The page uses Browser Access Keys to help with keyboard navigation. Click to learn moreSkip to Navigation

Different browsers use different keystrokes to activate accesskey shortcuts. Please reference the following list to use access keys on your system.

Alt and the accesskey, for Internet Explorer on Windows
Shift and Alt and the accesskey, for Firefox on Windows
Shift and Esc and the accesskey, for Windows or Mac
Ctrl and the accesskey, for the following browsers on a Mac: Internet Explorer 5.2, Safari 1.2, Firefox, Mozilla, Netscape 6+.

We use the following access keys on our gateway

n Skip to Navigation
k Accesskeys description
h Help
    Vassar College
  Feb 22, 2018
Catalogue 2017-2018
[Add to Portfolio]

ITAL 275 - Roots and Branches: Italian Renaissance Authors and Their Impact on Early Modern Western Culture

1 unit(s)
(Same as MRST 275 ) The works of Francesco Petrarca (Petrarch) and Giovanni Boccaccio, arguably the greatest authors of Italian Humanism, had a lasting impact on early modern western culture, from the literary, to the philosophical, from the theatrical to the visual. In this course we explore the ways in which Petrarch’s poetic style (Canzoniere)  and epistolary writing (Familiar and Seniles Letters) become a canon for sixteenth- and seventeenth-century Italian and European poets (including William Shakespeare), and such essayists as Michel de Montaigne.  Boccaccio’s invention of the novella genre and the writing of the Decameron  inspired not only contemporary and Renaissance authors like Geoffrey Chaucer and Marguerite of Navarre, but also theatrical production of the period (Bibbiena, Machiavelli, Shakespeare.  Boccaccio’s erudite catalogue of famous women (De Mulieribus Claris) can be read as partial subtext to Christine de Pizan’s The Book of the City of Ladies,  and the iconography of Renaissance visual artists, like Botticelli and Titian, can be explored as based on Petrarch’s and Boccaccio’s texts. Conducted in English. Eugenio Giusti.

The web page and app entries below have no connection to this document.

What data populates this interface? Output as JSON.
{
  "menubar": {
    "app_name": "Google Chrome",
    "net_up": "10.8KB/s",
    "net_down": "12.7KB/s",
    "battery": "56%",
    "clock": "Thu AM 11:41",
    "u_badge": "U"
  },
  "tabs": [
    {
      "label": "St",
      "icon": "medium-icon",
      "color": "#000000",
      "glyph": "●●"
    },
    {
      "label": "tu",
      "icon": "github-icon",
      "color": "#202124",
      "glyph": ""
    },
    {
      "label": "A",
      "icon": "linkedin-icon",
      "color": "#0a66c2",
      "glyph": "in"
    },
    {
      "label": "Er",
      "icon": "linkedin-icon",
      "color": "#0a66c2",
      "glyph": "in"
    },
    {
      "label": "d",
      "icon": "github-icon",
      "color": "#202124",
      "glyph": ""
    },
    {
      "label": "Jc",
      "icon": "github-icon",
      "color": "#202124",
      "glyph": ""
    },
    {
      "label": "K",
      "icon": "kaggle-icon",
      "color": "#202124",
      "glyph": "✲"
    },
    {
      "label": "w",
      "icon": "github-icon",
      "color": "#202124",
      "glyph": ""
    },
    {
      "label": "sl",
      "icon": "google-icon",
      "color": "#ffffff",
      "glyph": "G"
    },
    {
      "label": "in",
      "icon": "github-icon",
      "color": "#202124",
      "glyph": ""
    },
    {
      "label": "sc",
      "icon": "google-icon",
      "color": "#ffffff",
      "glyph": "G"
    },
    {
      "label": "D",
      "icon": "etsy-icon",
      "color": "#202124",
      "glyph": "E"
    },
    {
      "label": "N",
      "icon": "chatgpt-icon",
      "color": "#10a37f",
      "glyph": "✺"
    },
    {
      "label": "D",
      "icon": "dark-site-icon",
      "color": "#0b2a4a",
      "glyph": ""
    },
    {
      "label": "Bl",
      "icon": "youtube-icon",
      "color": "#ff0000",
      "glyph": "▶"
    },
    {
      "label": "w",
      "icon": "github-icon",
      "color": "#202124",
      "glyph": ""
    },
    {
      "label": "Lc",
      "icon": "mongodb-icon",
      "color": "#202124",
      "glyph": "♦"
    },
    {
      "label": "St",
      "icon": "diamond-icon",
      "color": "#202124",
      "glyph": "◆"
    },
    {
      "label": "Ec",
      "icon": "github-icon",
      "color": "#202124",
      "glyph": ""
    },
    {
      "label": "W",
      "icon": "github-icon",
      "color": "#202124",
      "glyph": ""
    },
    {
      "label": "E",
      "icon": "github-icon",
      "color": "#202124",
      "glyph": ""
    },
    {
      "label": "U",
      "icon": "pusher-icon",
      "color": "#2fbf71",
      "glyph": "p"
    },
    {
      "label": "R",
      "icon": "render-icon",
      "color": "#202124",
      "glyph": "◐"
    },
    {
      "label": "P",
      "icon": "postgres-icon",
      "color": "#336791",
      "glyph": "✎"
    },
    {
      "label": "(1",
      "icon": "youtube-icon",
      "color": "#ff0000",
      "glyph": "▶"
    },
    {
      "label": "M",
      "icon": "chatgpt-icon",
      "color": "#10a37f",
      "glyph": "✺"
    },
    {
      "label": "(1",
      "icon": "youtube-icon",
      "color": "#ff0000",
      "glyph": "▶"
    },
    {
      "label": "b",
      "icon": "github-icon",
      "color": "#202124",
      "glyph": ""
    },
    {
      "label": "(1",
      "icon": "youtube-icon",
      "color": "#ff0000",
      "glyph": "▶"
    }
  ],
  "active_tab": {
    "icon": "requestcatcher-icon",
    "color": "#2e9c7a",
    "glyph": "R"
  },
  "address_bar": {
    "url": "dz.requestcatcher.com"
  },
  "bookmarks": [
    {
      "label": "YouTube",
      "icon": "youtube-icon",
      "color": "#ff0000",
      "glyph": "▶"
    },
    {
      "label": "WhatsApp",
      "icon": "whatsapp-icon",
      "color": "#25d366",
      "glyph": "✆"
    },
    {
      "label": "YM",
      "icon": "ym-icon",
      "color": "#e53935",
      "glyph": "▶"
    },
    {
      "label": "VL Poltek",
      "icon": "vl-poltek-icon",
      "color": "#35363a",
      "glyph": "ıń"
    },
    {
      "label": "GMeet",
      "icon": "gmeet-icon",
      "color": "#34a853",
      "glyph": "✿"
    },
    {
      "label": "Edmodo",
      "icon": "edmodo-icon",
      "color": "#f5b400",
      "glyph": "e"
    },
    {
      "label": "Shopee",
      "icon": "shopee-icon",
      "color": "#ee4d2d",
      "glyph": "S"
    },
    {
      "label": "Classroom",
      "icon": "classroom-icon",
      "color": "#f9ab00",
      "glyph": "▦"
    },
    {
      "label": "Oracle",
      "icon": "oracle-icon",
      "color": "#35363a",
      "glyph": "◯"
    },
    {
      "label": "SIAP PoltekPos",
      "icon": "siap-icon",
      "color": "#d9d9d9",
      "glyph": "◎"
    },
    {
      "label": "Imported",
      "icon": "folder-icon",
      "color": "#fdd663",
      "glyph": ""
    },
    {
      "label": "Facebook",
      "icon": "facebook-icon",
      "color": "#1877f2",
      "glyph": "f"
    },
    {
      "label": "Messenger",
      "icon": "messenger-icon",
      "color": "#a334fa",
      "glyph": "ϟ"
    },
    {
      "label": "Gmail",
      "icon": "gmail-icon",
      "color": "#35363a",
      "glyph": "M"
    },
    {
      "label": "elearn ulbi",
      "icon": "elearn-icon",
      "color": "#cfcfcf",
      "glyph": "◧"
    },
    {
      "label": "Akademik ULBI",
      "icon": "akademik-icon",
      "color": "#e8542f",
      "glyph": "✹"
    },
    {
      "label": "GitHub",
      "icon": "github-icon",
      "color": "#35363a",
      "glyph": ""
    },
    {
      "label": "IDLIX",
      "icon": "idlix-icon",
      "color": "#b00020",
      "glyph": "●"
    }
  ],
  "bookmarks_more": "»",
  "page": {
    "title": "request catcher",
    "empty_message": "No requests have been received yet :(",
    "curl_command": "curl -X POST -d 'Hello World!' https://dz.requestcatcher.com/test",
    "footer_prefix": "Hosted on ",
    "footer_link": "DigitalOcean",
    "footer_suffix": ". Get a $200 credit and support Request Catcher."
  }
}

Open to sophomores, juniors, and seniors.  May be counted towards the Italian major.

Not offered in 2017/18.

Two 75-minute periods.

[Add to Portfolio]